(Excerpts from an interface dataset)
........

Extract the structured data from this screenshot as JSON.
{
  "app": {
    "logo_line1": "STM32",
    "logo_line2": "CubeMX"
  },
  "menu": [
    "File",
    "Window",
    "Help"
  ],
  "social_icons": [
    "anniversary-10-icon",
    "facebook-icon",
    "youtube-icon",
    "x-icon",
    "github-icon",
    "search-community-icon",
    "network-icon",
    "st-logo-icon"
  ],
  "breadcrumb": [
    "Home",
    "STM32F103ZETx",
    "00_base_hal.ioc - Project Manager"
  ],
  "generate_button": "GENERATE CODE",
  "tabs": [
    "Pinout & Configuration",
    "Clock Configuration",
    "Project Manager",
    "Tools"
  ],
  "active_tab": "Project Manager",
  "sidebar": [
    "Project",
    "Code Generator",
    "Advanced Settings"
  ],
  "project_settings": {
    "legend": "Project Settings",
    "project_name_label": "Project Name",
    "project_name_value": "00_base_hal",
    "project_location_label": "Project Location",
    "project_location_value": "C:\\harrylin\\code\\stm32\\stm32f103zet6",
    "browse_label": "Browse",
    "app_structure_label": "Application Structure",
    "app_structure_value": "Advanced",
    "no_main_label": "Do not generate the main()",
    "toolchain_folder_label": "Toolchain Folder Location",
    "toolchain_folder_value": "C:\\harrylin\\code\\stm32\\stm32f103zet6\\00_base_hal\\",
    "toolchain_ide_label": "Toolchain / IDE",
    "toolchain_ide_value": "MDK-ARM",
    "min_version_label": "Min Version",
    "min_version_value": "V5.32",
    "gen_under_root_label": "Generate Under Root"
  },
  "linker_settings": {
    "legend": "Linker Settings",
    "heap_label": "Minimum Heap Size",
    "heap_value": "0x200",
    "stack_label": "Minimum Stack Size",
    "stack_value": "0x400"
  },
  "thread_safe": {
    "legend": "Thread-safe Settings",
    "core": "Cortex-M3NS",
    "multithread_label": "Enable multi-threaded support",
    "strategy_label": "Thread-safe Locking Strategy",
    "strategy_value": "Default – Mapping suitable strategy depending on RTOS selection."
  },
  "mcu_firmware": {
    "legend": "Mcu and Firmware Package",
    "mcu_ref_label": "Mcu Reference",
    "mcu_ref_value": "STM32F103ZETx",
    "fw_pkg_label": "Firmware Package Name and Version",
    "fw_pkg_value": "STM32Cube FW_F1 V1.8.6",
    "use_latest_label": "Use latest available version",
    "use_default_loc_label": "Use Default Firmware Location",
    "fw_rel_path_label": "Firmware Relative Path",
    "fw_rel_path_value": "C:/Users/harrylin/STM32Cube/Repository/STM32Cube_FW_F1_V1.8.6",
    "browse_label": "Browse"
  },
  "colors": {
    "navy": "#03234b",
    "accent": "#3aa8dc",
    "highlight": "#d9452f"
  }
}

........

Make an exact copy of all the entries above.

[Exercise response]
Extract the structured data from this screenshot as JSON.
{
  "app": {
    "logo_line1": "STM32",
    "logo_line2": "CubeMX"
  },
  "menu": [
    "File",
    "Window",
    "Help"
  ],
  "social_icons": [
    "anniversary-10-icon",
    "facebook-icon",
    "youtube-icon",
    "x-icon",
    "github-icon",
    "search-community-icon",
    "network-icon",
    "st-logo-icon"
  ],
  "breadcrumb": [
    "Home",
    "STM32F103ZETx",
    "00_base_hal.ioc - Project Manager"
  ],
  "generate_button": "GENERATE CODE",
  "tabs": [
    "Pinout & Configuration",
    "Clock Configuration",
    "Project Manager",
    "Tools"
  ],
  "active_tab": "Project Manager",
  "sidebar": [
    "Project",
    "Code Generator",
    "Advanced Settings"
  ],
  "project_settings": {
    "legend": "Project Settings",
    "project_name_label": "Project Name",
    "project_name_value": "00_base_hal",
    "project_location_label": "Project Location",
    "project_location_value": "C:\\harrylin\\code\\stm32\\stm32f103zet6",
    "browse_label": "Browse",
    "app_structure_label": "Application Structure",
    "app_structure_value": "Advanced",
    "no_main_label": "Do not generate the main()",
    "toolchain_folder_label": "Toolchain Folder Location",
    "toolchain_folder_value": "C:\\harrylin\\code\\stm32\\stm32f103zet6\\00_base_hal\\",
    "toolchain_ide_label": "Toolchain / IDE",
    "toolchain_ide_value": "MDK-ARM",
    "min_version_label": "Min Version",
    "min_version_value": "V5.32",
    "gen_under_root_label": "Generate Under Root"
  },
  "linker_settings": {
    "legend": "Linker Settings",
    "heap_label": "Minimum Heap Size",
    "heap_value": "0x200",
    "stack_label": "Minimum Stack Size",
    "stack_value": "0x400"
  },
  "thread_safe": {
    "legend": "Thread-safe Settings",
    "core": "Cortex-M3NS",
    "multithread_label": "Enable multi-threaded support",
    "strategy_label": "Thread-safe Locking Strategy",
    "strategy_value": "Default – Mapping suitable strategy depending on RTOS selection."
  },
  "mcu_firmware": {
    "legend": "Mcu and Firmware Package",
    "mcu_ref_label": "Mcu Reference",
    "mcu_ref_value": "STM32F103ZETx",
    "fw_pkg_label": "Firmware Package Name and Version",
    "fw_pkg_value": "STM32Cube FW_F1 V1.8.6",
    "use_latest_label": "Use latest available version",
    "use_default_loc_label": "Use Default Firmware Location",
    "fw_rel_path_label": "Firmware Relative Path",
    "fw_rel_path_value": "C:/Users/harrylin/STM32Cube/Repository/STM32Cube_FW_F1_V1.8.6",
    "browse_label": "Browse"
  },
  "colors": {
    "navy": "#03234b",
    "accent": "#3aa8dc",
    "highlight": "#d9452f"
  }
}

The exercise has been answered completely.